> [Assigned task] All records that follow are to be restated exactly.
---- Listed records
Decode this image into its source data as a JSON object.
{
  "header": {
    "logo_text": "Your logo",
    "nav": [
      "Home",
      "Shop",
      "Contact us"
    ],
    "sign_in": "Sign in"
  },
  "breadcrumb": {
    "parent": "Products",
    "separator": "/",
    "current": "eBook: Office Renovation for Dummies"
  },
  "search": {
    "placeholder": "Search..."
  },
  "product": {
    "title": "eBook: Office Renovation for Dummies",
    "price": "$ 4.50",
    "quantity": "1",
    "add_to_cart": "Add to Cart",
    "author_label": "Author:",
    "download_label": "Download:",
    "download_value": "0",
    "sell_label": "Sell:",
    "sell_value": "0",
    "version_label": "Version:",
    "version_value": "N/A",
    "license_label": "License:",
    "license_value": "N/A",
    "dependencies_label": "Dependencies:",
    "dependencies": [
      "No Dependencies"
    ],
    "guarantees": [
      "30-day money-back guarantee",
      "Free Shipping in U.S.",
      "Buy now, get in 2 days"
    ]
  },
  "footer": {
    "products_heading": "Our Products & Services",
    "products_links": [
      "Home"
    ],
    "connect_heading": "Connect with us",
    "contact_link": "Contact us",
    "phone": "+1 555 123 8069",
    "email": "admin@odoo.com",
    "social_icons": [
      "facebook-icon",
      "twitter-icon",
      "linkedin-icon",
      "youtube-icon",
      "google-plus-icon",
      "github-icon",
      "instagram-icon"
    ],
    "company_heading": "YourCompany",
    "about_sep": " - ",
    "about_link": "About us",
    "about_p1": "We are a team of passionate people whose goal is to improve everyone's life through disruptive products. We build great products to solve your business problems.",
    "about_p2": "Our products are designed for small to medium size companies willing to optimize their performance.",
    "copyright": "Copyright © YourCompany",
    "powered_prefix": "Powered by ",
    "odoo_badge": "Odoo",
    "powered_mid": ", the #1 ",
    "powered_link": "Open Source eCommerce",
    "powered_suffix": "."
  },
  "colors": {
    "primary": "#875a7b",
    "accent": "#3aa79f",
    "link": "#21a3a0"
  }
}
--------
> [Answer to this task]
Decode this image into its source data as a JSON object.
{
  "header": {
    "logo_text": "Your logo",
    "nav": [
      "Home",
      "Shop",
      "Contact us"
    ],
    "sign_in": "Sign in"
  },
  "breadcrumb": {
    "parent": "Products",
    "separator": "/",
    "current": "eBook: Office Renovation for Dummies"
  },
  "search": {
    "placeholder": "Search..."
  },
  "product": {
    "title": "eBook: Office Renovation for Dummies",
    "price": "$ 4.50",
    "quantity": "1",
    "add_to_cart": "Add to Cart",
    "author_label": "Author:",
    "download_label": "Download:",
    "download_value": "0",
    "sell_label": "Sell:",
    "sell_value": "0",
    "version_label": "Version:",
    "version_value": "N/A",
    "license_label": "License:",
    "license_value": "N/A",
    "dependencies_label": "Dependencies:",
    "dependencies": [
      "No Dependencies"
    ],
    "guarantees": [
      "30-day money-back guarantee",
      "Free Shipping in U.S.",
      "Buy now, get in 2 days"
    ]
  },
  "footer": {
    "products_heading": "Our Products & Services",
    "products_links": [
      "Home"
    ],
    "connect_heading": "Connect with us",
    "contact_link": "Contact us",
    "phone": "+1 555 123 8069",
    "email": "admin@odoo.com",
    "social_icons": [
      "facebook-icon",
      "twitter-icon",
      "linkedin-icon",
      "youtube-icon",
      "google-plus-icon",
      "github-icon",
      "instagram-icon"
    ],
    "company_heading": "YourCompany",
    "about_sep": " - ",
    "about_link": "About us",
    "about_p1": "We are a team of passionate people whose goal is to improve everyone's life through disruptive products. We build great products to solve your business problems.",
    "about_p2": "Our products are designed for small to medium size companies willing to optimize their performance.",
    "copyright": "Copyright © YourCompany",
    "powered_prefix": "Powered by ",
    "odoo_badge": "Odoo",
    "powered_mid": ", the #1 ",
    "powered_link": "Open Source eCommerce",
    "powered_suffix": "."
  },
  "colors": {
    "primary": "#875a7b",
    "accent": "#3aa79f",
    "link": "#21a3a0"
  }
}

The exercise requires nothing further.